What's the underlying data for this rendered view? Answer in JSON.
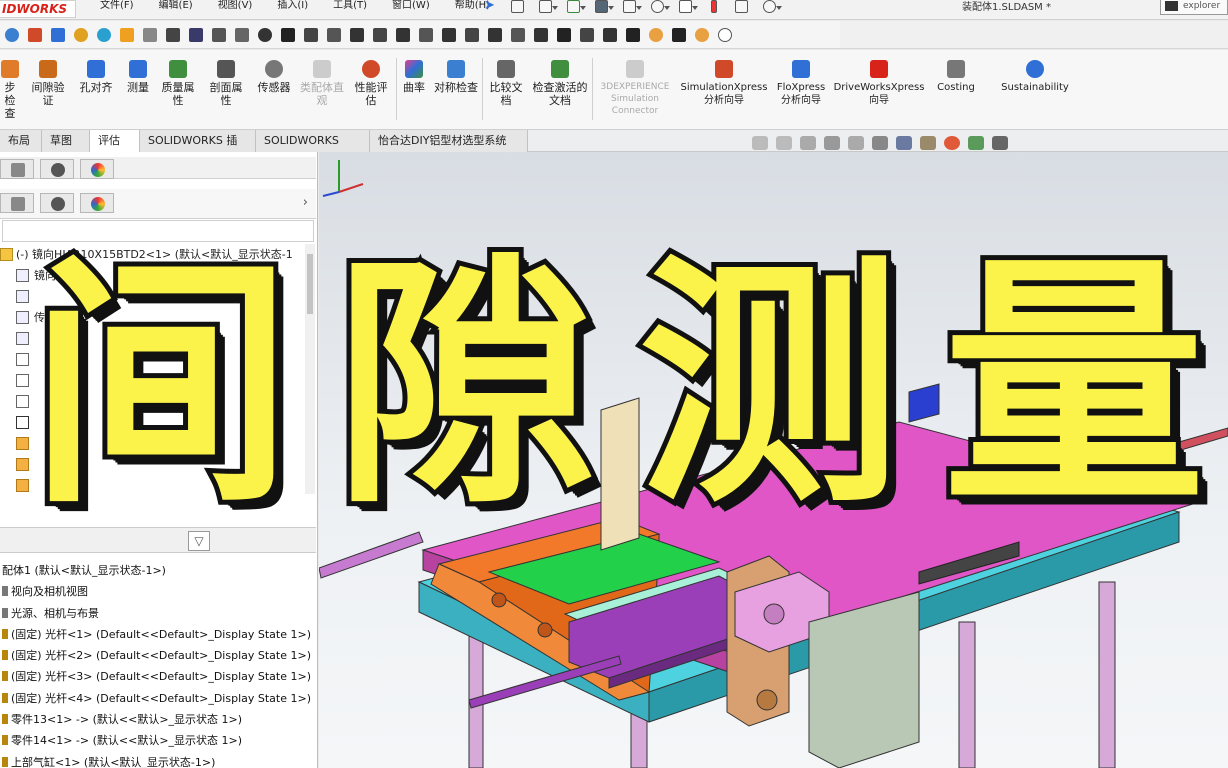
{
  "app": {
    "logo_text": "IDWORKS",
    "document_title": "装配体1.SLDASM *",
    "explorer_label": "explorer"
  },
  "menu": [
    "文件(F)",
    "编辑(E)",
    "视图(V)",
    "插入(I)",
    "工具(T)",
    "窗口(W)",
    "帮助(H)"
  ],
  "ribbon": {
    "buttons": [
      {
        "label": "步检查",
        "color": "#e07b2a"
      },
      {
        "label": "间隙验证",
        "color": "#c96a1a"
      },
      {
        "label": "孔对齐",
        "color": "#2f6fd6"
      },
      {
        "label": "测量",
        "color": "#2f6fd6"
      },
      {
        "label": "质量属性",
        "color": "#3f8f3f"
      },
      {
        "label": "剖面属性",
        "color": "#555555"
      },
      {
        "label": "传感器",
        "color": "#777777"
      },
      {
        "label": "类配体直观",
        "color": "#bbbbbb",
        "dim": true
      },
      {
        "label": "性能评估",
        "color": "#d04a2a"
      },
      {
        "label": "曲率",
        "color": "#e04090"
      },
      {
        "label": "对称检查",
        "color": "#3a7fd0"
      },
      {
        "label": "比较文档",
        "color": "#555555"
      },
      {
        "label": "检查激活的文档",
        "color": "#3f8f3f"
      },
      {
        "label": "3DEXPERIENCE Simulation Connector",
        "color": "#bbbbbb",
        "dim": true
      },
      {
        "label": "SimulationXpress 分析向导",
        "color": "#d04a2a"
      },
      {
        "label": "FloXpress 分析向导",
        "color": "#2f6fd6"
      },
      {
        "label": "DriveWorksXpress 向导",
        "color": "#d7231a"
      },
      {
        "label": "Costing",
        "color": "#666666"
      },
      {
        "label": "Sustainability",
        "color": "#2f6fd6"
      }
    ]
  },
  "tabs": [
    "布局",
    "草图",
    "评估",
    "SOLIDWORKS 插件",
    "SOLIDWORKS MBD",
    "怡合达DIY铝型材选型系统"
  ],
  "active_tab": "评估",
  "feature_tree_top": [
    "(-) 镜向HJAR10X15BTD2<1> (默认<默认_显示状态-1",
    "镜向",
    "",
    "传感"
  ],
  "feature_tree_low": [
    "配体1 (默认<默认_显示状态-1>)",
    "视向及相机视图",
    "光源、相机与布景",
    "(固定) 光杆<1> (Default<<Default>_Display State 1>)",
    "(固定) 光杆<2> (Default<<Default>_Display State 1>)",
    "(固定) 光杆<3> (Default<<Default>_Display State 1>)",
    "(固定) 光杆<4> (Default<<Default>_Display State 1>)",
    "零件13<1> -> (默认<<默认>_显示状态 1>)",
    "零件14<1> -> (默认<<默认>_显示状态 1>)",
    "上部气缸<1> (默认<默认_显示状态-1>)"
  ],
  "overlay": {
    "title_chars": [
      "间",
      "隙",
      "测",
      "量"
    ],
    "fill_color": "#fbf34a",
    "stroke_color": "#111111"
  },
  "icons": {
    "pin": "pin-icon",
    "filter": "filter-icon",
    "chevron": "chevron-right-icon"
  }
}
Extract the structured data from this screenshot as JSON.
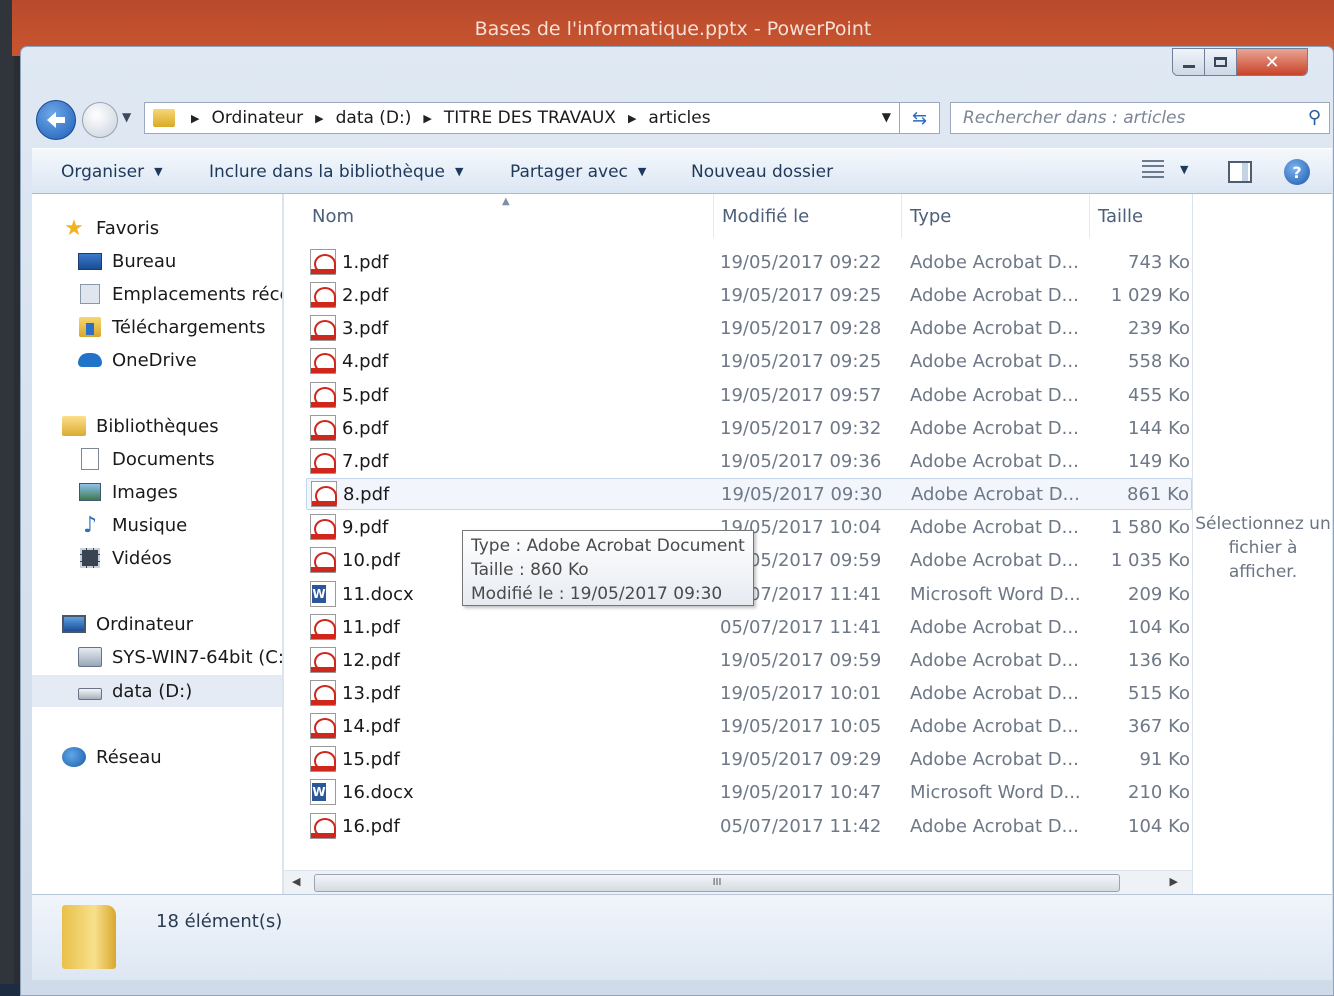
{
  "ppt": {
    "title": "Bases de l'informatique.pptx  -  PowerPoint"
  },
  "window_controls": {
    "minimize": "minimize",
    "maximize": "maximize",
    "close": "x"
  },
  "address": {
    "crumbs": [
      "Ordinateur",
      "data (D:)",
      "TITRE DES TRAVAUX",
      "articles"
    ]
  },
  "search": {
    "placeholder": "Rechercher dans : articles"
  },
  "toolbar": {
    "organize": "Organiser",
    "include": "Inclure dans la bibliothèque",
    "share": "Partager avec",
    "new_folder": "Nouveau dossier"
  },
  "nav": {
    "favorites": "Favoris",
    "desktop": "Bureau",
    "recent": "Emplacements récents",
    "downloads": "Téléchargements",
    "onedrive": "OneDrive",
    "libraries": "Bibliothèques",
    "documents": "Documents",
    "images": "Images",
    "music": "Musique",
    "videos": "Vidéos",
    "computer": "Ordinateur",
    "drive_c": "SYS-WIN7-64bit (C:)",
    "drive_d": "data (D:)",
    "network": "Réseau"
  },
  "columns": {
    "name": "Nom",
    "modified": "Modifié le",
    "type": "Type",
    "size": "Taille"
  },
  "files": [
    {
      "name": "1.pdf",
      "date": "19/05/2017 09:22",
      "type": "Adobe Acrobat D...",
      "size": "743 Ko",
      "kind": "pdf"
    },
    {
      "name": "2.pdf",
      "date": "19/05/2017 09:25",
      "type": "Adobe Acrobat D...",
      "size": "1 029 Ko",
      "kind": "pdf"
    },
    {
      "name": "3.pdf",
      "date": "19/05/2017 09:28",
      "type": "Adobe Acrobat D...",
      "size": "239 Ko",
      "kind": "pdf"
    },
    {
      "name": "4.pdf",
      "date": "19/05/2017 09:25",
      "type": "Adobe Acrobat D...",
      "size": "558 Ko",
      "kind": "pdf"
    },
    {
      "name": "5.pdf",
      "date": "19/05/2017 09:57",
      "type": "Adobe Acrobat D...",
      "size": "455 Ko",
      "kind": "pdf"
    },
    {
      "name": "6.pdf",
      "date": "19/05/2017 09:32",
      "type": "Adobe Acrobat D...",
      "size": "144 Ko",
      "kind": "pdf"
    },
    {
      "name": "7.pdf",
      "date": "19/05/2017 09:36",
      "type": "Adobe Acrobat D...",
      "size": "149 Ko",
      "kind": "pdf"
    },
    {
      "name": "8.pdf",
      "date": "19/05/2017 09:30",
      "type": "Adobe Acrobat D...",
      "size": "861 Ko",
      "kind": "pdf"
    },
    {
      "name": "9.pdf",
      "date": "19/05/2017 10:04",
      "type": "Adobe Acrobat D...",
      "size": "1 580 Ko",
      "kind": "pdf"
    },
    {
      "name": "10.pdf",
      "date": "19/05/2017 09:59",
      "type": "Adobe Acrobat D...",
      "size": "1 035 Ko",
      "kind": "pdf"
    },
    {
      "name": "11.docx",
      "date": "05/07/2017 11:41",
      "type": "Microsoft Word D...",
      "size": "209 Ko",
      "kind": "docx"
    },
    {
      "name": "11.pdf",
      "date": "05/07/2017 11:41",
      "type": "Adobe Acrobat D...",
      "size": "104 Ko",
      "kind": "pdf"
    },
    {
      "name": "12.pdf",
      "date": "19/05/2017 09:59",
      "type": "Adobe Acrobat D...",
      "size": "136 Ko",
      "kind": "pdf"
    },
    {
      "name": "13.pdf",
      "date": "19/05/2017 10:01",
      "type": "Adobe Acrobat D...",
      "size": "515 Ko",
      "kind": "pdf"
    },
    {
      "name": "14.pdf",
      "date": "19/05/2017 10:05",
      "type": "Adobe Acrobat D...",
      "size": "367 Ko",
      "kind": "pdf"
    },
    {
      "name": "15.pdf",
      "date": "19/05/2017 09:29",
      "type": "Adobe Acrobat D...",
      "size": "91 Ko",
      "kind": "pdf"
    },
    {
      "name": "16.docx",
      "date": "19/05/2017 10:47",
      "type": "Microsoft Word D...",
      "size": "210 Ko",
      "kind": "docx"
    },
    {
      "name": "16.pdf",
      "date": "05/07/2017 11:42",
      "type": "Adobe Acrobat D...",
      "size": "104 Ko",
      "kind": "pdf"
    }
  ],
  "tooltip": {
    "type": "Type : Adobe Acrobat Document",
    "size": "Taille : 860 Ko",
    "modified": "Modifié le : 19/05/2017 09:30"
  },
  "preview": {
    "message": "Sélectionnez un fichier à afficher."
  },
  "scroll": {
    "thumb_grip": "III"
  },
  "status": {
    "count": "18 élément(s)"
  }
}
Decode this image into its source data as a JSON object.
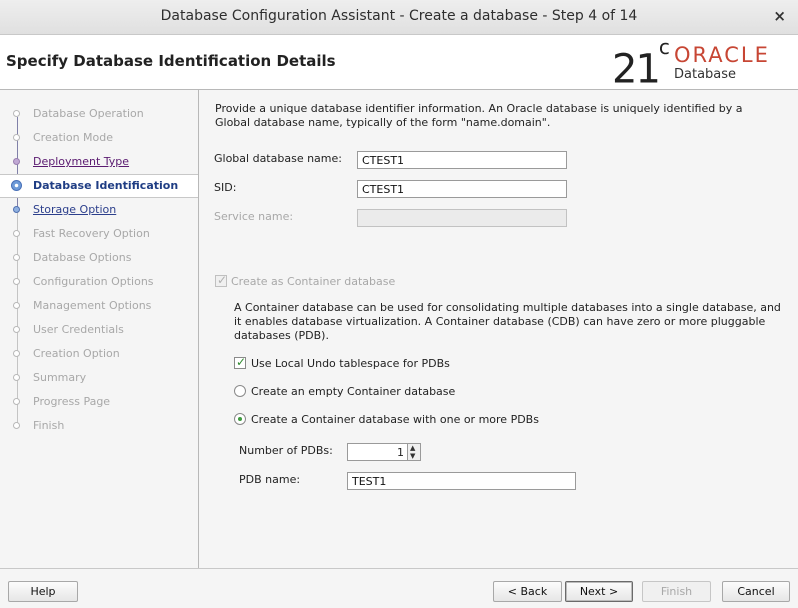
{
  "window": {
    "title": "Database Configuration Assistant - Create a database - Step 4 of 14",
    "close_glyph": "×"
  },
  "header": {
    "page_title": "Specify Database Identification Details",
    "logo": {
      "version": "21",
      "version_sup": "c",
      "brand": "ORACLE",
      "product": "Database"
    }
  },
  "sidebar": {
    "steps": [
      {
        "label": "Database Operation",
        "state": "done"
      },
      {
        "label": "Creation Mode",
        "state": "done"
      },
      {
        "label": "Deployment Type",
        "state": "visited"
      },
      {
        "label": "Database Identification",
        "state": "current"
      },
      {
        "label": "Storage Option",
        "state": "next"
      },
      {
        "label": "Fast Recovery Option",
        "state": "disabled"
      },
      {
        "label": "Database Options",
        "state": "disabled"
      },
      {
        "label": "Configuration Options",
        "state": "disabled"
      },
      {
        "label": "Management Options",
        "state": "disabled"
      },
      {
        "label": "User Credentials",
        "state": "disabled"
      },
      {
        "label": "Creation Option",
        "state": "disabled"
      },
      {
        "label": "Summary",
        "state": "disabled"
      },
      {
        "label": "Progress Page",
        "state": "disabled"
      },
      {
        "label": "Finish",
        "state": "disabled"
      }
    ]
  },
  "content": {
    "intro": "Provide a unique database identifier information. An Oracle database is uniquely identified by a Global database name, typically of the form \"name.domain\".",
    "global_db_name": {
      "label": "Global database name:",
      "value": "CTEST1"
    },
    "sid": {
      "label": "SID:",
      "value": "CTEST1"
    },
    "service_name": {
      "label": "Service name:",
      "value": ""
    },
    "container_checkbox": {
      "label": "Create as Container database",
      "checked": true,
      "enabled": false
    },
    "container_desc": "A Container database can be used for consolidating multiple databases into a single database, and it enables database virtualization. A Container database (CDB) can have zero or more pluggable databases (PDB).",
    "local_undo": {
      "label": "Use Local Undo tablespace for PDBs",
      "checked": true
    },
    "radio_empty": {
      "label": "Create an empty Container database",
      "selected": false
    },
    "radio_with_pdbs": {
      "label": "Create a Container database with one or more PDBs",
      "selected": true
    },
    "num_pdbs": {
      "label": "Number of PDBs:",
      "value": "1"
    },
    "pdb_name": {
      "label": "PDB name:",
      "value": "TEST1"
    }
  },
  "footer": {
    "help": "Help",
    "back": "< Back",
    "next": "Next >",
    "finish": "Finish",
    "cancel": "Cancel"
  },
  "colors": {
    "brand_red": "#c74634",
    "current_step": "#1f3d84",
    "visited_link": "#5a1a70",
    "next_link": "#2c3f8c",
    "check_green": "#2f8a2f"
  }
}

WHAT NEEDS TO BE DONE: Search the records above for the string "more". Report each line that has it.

COMPLETED EXERCISE:
    "container_desc": "A Container database can be used for consolidating multiple databases into a single database, and it enables database virtualization. A Container database (CDB) can have zero or more pluggable databases (PDB).",
      "label": "Create a Container database with one or more PDBs",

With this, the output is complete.